My Little Buddies

Author: Elizabeth Rozier

The last Christmas gift I remember from all three of my brothers was a Thomas Kinkade print of a cottage with a lot of bright flowers. That's back in my floral phase which is now, thankfully, past me. I still have that print; I think gifts from Jon won't ever be discarded.

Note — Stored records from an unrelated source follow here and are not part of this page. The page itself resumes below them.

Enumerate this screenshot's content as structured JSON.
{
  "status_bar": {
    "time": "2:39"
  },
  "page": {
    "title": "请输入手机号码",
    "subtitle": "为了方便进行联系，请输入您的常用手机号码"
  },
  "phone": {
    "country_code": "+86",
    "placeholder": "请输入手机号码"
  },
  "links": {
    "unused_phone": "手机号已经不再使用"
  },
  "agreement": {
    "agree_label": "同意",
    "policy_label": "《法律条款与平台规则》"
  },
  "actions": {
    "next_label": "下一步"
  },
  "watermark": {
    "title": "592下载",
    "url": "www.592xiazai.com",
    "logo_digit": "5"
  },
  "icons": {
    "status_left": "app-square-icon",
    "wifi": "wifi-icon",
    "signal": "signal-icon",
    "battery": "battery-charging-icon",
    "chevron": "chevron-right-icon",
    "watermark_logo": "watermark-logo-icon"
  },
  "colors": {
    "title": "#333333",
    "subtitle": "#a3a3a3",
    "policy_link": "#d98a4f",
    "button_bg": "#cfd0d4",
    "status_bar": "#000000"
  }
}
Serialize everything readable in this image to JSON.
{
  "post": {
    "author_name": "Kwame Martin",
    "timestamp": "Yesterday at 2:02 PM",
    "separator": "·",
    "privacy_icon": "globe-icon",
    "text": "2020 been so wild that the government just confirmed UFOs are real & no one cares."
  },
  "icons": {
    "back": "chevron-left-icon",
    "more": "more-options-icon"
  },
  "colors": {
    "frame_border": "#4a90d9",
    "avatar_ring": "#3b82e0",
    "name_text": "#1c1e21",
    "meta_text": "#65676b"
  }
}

I am not a pack rat or a hoarder by any means, but gifts with great sentimental value are definitely in safe keeping.  At first it bothered me that I didn't have anything of my brother's personal effects except a dog tag, which I never wear except on his birthday and death date, mostly because I am terrified of losing it. Then I realized I have gifts from his life all around me. Some are tangible, some are not. 

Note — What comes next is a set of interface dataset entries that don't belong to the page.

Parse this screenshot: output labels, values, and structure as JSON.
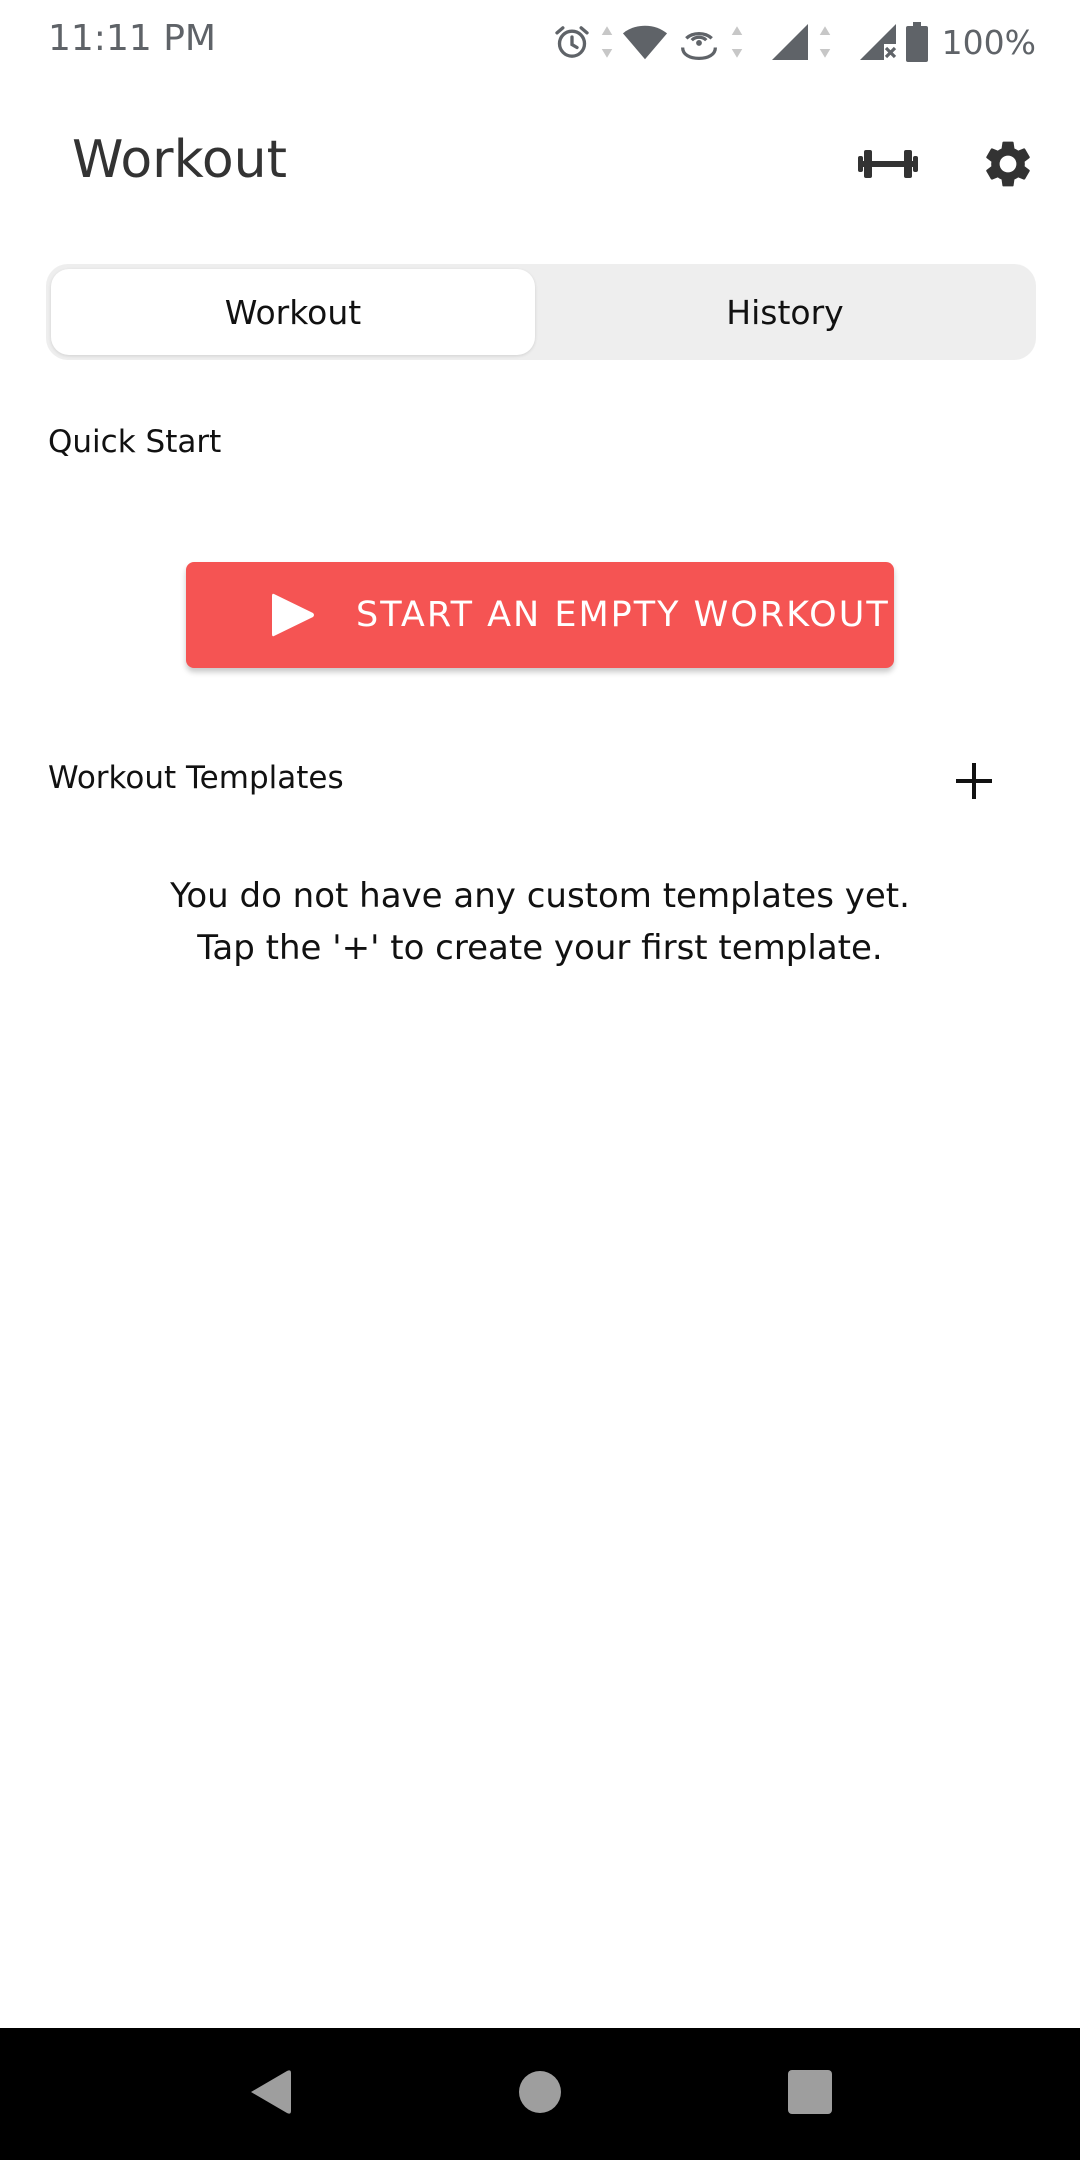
{
  "status_bar": {
    "time": "11:11 PM",
    "battery": "100%",
    "icons": [
      "alarm-icon",
      "wifi-icon",
      "hotspot-icon",
      "signal-icon",
      "signal-no-sim-icon",
      "battery-icon"
    ]
  },
  "app_bar": {
    "title": "Workout",
    "actions": [
      "dumbbell-icon",
      "settings-icon"
    ]
  },
  "tabs": [
    {
      "label": "Workout",
      "selected": true
    },
    {
      "label": "History",
      "selected": false
    }
  ],
  "quick_start": {
    "label": "Quick Start",
    "button_label": "START AN EMPTY WORKOUT",
    "button_icon": "play-icon",
    "button_color": "#f55453"
  },
  "templates": {
    "label": "Workout Templates",
    "add_icon": "plus-icon",
    "empty_line_1": "You do not have any custom templates yet.",
    "empty_line_2": "Tap the '+' to create your first template."
  },
  "nav_bar": {
    "buttons": [
      "back-icon",
      "home-icon",
      "recents-icon"
    ]
  }
}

Rozier siblings

I attended the Las Vegas sibling retreat with TAPS in 2011 and though I had so many different conversations about Jon and other siblings who died while serving in the military the one comment that was made to me and my two surviving brothers that has resonated with me was, "Y'all are so normal." I laugh when I type that comment, because our journey together could be described as anything but normal. I loved that someone could look at the three of us and describe us as normal.  It was evidence to me of how far our healing had come, and also of the newly developed relationship between the three of us.

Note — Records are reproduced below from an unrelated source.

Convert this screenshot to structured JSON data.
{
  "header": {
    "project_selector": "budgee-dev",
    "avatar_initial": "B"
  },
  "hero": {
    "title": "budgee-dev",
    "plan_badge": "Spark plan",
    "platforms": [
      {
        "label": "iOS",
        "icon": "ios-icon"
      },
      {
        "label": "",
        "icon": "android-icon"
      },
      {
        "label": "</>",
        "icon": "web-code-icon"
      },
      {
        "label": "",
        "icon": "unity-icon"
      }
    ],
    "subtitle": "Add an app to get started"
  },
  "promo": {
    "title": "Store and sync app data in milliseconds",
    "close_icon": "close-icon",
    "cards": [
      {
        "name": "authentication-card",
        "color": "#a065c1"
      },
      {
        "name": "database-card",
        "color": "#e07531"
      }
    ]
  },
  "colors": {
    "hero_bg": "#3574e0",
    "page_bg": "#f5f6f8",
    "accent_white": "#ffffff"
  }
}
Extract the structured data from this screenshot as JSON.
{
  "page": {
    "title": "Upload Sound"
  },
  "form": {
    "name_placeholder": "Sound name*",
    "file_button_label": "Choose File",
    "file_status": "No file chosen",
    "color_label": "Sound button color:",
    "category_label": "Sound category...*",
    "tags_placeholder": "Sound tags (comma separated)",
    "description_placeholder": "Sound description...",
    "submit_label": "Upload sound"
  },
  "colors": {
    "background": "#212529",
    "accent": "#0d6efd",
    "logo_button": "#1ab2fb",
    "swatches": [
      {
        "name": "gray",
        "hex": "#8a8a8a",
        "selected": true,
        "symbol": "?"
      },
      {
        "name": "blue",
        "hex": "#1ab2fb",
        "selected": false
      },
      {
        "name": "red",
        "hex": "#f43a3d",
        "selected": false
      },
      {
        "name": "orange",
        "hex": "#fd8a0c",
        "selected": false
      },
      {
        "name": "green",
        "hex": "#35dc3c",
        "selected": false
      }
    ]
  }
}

I have been told, and now strongly believe, that grief will either divide a family or make them closer, especially the loss of a child/sibling. In the very early months following Jon's death, we instituted a weekly mandatory family night. Over dinner we learned to be a family again. It was hard work to get past that feeling that someone was missing, the one you have at holidays when someone can't make it…the feeling that your party isn't complete. We would share a meal together and discuss our lives.  Did I mention that it was hard work? But then again, aren't all relationships? I think because of the sweat, blood and tears forged over family nights we were able to be a surviving family, not the one who drifts apart.

The four of us siblings span 9 years, Jon being the oldest and Joshua the youngest; Benjamin and I sharing the dreaded middle child seat. For years none of us would discuss Jonathan's death amongst each other. The first time we shared a substantive conversation about it was with other bereaved siblings at the TAPS retreat, which is why that comment about being normal was funny to me. I realized that we didn't have to "talk" about it. We shared a traumatic experience and formed a bond that no one could ever understand.  Even other bereaved siblings didn't have our same background, family history or know our Jonathan.  I realized on that retreat that my deceased brother gave me and my surviving brothers a wonderful gift…he brought us a deeper relationship.

We are now able to talk about Jonathan together. We laugh more than we cry these days. He was not closer to one of us than he was to another, but we each had a different dynamic to our relationship with Jonathan and thus a different aspect of who he is to share with each other. His stories never get old. I still grieve over the lost future relationship with Jonathan.  I probably always will with each new life transition, but I will treasure the gift of friendship I now have with Ben & Josh. They are my "little buddies" as Jon used to say. We will always love and miss him together, and I am grateful for that gift.